Now here is the cool but tricky part. While the rotation layer is still selected, we’re going to export the rotation info so that we’ll be able to create a hierarchy. Again, make sure the rotation layer is selected and go to the params panel. Right click over ‘rotation’ and select EXPORT. When you do, a dialogue box will pop up and ask you to name your rotation. Give it the same name as your paste layer to easily keep track over everything. When you hit ‘okay’, the name will show up next to the word rotation in the params panel. Repeat steps three and four for the rest of your Paste Canvas layers. When you have all the rotation layers and export completed, you’re ready to build your hierarchy.
Step 5: Building a Hierarchy
As stated in the Synfig tutorial, your skeletal hierarchy should start at the hips of your character. In Synfig, you created parent/child relationships by pasting the parent info in the child’s Paste Canvas layer. The hips layer is the top cheese of the hierarchy and all the other Paste Canvas layers are children. Therefore, if you copy the rotation layer for the hips and paste it in all the other Paste Canvas layers, you will start to create a parent child relationship. Once you do that, you can move the hips rotation and all the other body part will respond.
There are added relationships that you need to develop. For Thumbalina, the hips are connected to the head which are connected to the arms. If I want to move the head without the hips, I still want to make the arms move. Here is how the rotation layers will be situated to make the parent/child hierarchy work.
1. Arm R Paste Layer>Head Rotation Layer/Hips Rotation Layer/Arm R Rotation Layer
2. Head Paste Layer>Hips Rotation Layer/Head Rotation Layer
3. Leg R Paste Layer>Hips Rotation Layer/Leg R Rotation Layer
4. Leg L Paste Layer>Hips Rotation Layer/Leg L Rotation Layer
5. Arm L Paste Layer>Head Rotation Layer/Hips Rotation Layer/Arm L Rotation Layer
That’s it. You’re done with creating your character and you’re ready make your first animation.
I have following your blog for about a year – roughly the amount of time I have been dabbling in Synfig.
1:Why copy the transform layer into the nested encapsulated layers? If the encapsulated layer is inside its parent layer and it has a rotation layer. then it will automatically inherit that anyway.
2: have you ever seen synfig not write out data for transform layers? I have a very simple character that has two arms set up the same. one arm remembers all the animation applied to it, thoe other arm doesnt.
Hey there Dave! I was just thinking this morning that I need to get back to Synfig. I miss it.
You have two great questions. First, You are correct about the redundancy in my old files. As my character were getting more complex, I started having errors and glitches. People on the forum helped me clear up any issues—including overlap with multiple rotations. I have a cleaner version that I can share if you are interested.

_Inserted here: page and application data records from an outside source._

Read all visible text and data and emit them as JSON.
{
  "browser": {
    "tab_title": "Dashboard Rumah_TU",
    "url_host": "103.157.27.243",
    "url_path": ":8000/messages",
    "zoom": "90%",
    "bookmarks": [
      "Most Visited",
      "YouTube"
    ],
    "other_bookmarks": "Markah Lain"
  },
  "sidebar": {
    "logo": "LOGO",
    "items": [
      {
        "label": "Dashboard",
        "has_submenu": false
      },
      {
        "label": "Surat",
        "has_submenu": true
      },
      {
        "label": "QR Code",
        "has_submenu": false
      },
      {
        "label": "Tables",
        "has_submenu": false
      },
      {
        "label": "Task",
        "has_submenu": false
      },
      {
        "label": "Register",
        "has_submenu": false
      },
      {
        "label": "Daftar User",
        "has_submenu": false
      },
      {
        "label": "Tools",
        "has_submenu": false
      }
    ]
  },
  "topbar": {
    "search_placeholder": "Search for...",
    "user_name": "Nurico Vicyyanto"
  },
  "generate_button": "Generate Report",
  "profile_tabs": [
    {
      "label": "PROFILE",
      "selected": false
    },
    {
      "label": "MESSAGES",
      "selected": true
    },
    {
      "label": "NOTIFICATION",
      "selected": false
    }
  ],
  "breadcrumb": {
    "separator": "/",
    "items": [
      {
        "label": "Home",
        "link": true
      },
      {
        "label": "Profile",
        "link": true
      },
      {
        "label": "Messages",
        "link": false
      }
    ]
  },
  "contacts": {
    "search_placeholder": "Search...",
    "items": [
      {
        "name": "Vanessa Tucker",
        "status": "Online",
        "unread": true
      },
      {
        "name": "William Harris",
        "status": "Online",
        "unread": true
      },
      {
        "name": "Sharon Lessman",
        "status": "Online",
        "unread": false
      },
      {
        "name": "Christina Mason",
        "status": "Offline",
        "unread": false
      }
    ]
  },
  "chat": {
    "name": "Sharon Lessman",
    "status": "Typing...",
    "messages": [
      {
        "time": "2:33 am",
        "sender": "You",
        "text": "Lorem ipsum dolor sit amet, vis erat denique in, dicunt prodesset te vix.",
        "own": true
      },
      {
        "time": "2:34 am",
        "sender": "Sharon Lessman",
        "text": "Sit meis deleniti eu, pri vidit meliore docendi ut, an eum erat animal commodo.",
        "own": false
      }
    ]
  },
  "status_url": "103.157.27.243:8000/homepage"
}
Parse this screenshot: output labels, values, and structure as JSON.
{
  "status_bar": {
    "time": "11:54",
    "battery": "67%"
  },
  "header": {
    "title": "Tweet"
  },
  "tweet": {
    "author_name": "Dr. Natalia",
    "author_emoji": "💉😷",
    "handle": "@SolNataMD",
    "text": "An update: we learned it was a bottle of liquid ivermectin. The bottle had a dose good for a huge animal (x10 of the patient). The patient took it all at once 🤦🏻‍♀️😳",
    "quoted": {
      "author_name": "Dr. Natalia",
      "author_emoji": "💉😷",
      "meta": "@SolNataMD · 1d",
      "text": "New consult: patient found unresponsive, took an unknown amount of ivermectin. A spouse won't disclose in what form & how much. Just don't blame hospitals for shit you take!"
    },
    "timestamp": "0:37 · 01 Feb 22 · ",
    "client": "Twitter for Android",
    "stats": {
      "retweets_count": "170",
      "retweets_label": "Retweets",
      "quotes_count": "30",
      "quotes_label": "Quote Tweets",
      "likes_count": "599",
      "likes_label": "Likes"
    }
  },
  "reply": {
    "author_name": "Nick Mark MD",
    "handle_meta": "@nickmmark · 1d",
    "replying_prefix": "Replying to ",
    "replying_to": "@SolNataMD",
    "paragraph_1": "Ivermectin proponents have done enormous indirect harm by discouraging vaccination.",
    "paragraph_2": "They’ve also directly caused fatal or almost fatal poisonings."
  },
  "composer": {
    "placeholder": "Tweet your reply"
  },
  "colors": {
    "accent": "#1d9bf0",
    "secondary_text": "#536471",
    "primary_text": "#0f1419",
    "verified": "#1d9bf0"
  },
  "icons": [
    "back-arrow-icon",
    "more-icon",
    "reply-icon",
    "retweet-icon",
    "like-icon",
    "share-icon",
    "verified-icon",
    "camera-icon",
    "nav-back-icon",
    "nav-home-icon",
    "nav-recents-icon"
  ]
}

As for your second question, do you want the two arms to move together with identical movement, or do you have one that works with your rig and the other one does not? My friend Mike, who’s a programmer, is really good at exporting functions and linking one movement to another in Synfig. It’s still witchcraft to me:) If you have a “broken arm”, it could be an easy fix that you’re overlooking. Either way, if you want to send the file to me, Mike and I can take a crack at it. Let me know if that sounds good!